Element data from apps and pages:
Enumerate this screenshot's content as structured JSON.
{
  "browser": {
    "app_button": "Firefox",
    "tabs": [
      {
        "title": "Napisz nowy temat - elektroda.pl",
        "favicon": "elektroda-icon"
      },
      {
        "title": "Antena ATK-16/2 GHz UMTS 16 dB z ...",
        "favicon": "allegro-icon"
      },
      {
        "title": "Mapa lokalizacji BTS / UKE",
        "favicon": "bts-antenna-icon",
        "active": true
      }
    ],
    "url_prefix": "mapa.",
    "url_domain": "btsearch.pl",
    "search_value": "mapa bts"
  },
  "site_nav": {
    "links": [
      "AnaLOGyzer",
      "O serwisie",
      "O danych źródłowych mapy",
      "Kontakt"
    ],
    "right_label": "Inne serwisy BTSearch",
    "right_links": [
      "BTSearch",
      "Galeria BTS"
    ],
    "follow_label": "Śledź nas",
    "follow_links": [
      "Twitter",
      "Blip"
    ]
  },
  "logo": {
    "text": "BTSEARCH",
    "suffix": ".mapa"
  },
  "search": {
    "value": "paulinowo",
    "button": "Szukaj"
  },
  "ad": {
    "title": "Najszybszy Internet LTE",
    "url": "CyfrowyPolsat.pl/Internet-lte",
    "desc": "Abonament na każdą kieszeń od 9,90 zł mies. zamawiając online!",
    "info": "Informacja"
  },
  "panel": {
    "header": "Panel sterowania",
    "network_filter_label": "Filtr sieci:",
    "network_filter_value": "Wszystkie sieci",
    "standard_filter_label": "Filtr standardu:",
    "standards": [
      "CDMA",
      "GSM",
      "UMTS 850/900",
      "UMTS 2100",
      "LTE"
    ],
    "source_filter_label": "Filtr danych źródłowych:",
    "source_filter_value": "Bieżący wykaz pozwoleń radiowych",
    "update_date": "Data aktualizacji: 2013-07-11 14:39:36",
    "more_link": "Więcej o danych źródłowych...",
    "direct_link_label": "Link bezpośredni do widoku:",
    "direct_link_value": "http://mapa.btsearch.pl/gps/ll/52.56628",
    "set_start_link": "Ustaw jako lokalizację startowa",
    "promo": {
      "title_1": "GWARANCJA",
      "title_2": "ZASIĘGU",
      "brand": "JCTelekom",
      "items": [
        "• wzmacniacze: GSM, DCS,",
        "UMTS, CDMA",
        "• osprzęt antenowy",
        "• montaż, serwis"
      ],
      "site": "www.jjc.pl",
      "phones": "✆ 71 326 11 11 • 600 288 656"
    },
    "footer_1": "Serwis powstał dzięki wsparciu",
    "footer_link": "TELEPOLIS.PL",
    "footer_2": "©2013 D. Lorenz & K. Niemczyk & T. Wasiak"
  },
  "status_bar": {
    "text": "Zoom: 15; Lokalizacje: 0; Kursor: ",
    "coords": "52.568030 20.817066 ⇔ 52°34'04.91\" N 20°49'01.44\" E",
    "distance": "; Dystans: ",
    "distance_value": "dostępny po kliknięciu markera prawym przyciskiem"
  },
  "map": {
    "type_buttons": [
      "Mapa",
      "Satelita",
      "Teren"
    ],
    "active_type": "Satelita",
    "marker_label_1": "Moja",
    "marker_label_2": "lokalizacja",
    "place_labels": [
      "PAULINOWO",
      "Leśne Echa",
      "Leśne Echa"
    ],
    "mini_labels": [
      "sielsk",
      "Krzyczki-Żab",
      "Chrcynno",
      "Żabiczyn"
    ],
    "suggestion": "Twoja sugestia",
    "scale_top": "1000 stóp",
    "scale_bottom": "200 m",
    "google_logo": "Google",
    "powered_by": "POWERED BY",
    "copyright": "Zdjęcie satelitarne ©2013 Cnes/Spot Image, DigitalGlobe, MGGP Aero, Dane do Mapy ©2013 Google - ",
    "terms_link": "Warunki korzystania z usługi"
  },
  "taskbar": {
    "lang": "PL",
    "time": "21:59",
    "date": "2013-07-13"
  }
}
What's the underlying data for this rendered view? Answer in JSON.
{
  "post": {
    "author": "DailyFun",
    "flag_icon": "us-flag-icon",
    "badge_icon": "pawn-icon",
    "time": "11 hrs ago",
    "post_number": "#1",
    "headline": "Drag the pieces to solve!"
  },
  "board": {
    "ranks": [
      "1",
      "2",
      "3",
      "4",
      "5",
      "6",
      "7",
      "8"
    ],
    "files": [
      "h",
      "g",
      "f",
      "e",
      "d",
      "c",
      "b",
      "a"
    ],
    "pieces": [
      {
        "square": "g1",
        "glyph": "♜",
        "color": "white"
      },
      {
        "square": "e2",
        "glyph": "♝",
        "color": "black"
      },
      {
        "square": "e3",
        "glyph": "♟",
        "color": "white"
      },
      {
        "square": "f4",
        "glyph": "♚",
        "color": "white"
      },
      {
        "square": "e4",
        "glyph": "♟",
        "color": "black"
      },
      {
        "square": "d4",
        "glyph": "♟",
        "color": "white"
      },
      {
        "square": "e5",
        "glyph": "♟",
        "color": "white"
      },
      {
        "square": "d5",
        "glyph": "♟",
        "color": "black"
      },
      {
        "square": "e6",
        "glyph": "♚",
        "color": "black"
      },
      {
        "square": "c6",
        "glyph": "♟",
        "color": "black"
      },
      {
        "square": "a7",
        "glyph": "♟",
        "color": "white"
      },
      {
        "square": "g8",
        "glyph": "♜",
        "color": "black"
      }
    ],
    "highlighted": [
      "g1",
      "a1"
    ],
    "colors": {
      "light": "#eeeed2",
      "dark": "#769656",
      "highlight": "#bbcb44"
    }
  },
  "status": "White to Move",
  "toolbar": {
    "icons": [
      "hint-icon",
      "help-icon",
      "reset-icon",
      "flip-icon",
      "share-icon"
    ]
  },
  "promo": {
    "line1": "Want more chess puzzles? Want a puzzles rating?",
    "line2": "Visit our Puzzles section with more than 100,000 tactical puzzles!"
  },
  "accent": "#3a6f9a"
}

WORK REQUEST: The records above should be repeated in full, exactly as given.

TASK RESPONSE:
Enumerate this screenshot's content as structured JSON.
{
  "browser": {
    "app_button": "Firefox",
    "tabs": [
      {
        "title": "Napisz nowy temat - elektroda.pl",
        "favicon": "elektroda-icon"
      },
      {
        "title": "Antena ATK-16/2 GHz UMTS 16 dB z ...",
        "favicon": "allegro-icon"
      },
      {
        "title": "Mapa lokalizacji BTS / UKE",
        "favicon": "bts-antenna-icon",
        "active": true
      }
    ],
    "url_prefix": "mapa.",
    "url_domain": "btsearch.pl",
    "search_value": "mapa bts"
  },
  "site_nav": {
    "links": [
      "AnaLOGyzer",
      "O serwisie",
      "O danych źródłowych mapy",
      "Kontakt"
    ],
    "right_label": "Inne serwisy BTSearch",
    "right_links": [
      "BTSearch",
      "Galeria BTS"
    ],
    "follow_label": "Śledź nas",
    "follow_links": [
      "Twitter",
      "Blip"
    ]
  },
  "logo": {
    "text": "BTSEARCH",
    "suffix": ".mapa"
  },
  "search": {
    "value": "paulinowo",
    "button": "Szukaj"
  },
  "ad": {
    "title": "Najszybszy Internet LTE",
    "url": "CyfrowyPolsat.pl/Internet-lte",
    "desc": "Abonament na każdą kieszeń od 9,90 zł mies. zamawiając online!",
    "info": "Informacja"
  },
  "panel": {
    "header": "Panel sterowania",
    "network_filter_label": "Filtr sieci:",
    "network_filter_value": "Wszystkie sieci",
    "standard_filter_label": "Filtr standardu:",
    "standards": [
      "CDMA",
      "GSM",
      "UMTS 850/900",
      "UMTS 2100",
      "LTE"
    ],
    "source_filter_label": "Filtr danych źródłowych:",
    "source_filter_value": "Bieżący wykaz pozwoleń radiowych",
    "update_date": "Data aktualizacji: 2013-07-11 14:39:36",
    "more_link": "Więcej o danych źródłowych...",
    "direct_link_label": "Link bezpośredni do widoku:",
    "direct_link_value": "http://mapa.btsearch.pl/gps/ll/52.56628",
    "set_start_link": "Ustaw jako lokalizację startowa",
    "promo": {
      "title_1": "GWARANCJA",
      "title_2": "ZASIĘGU",
      "brand": "JCTelekom",
      "items": [
        "• wzmacniacze: GSM, DCS,",
        "UMTS, CDMA",
        "• osprzęt antenowy",
        "• montaż, serwis"
      ],
      "site": "www.jjc.pl",
      "phones": "✆ 71 326 11 11 • 600 288 656"
    },
    "footer_1": "Serwis powstał dzięki wsparciu",
    "footer_link": "TELEPOLIS.PL",
    "footer_2": "©2013 D. Lorenz & K. Niemczyk & T. Wasiak"
  },
  "status_bar": {
    "text": "Zoom: 15; Lokalizacje: 0; Kursor: ",
    "coords": "52.568030 20.817066 ⇔ 52°34'04.91\" N 20°49'01.44\" E",
    "distance": "; Dystans: ",
    "distance_value": "dostępny po kliknięciu markera prawym przyciskiem"
  },
  "map": {
    "type_buttons": [
      "Mapa",
      "Satelita",
      "Teren"
    ],
    "active_type": "Satelita",
    "marker_label_1": "Moja",
    "marker_label_2": "lokalizacja",
    "place_labels": [
      "PAULINOWO",
      "Leśne Echa",
      "Leśne Echa"
    ],
    "mini_labels": [
      "sielsk",
      "Krzyczki-Żab",
      "Chrcynno",
      "Żabiczyn"
    ],
    "suggestion": "Twoja sugestia",
    "scale_top": "1000 stóp",
    "scale_bottom": "200 m",
    "google_logo": "Google",
    "powered_by": "POWERED BY",
    "copyright": "Zdjęcie satelitarne ©2013 Cnes/Spot Image, DigitalGlobe, MGGP Aero, Dane do Mapy ©2013 Google - ",
    "terms_link": "Warunki korzystania z usługi"
  },
  "taskbar": {
    "lang": "PL",
    "time": "21:59",
    "date": "2013-07-13"
  }
}
What's the underlying data for this rendered view? Answer in JSON.
{
  "post": {
    "author": "DailyFun",
    "flag_icon": "us-flag-icon",
    "badge_icon": "pawn-icon",
    "time": "11 hrs ago",
    "post_number": "#1",
    "headline": "Drag the pieces to solve!"
  },
  "board": {
    "ranks": [
      "1",
      "2",
      "3",
      "4",
      "5",
      "6",
      "7",
      "8"
    ],
    "files": [
      "h",
      "g",
      "f",
      "e",
      "d",
      "c",
      "b",
      "a"
    ],
    "pieces": [
      {
        "square": "g1",
        "glyph": "♜",
        "color": "white"
      },
      {
        "square": "e2",
        "glyph": "♝",
        "color": "black"
      },
      {
        "square": "e3",
        "glyph": "♟",
        "color": "white"
      },
      {
        "square": "f4",
        "glyph": "♚",
        "color": "white"
      },
      {
        "square": "e4",
        "glyph": "♟",
        "color": "black"
      },
      {
        "square": "d4",
        "glyph": "♟",
        "color": "white"
      },
      {
        "square": "e5",
        "glyph": "♟",
        "color": "white"
      },
      {
        "square": "d5",
        "glyph": "♟",
        "color": "black"
      },
      {
        "square": "e6",
        "glyph": "♚",
        "color": "black"
      },
      {
        "square": "c6",
        "glyph": "♟",
        "color": "black"
      },
      {
        "square": "a7",
        "glyph": "♟",
        "color": "white"
      },
      {
        "square": "g8",
        "glyph": "♜",
        "color": "black"
      }
    ],
    "highlighted": [
      "g1",
      "a1"
    ],
    "colors": {
      "light": "#eeeed2",
      "dark": "#769656",
      "highlight": "#bbcb44"
    }
  },
  "status": "White to Move",
  "toolbar": {
    "icons": [
      "hint-icon",
      "help-icon",
      "reset-icon",
      "flip-icon",
      "share-icon"
    ]
  },
  "promo": {
    "line1": "Want more chess puzzles? Want a puzzles rating?",
    "line2": "Visit our Puzzles section with more than 100,000 tactical puzzles!"
  },
  "accent": "#3a6f9a"
}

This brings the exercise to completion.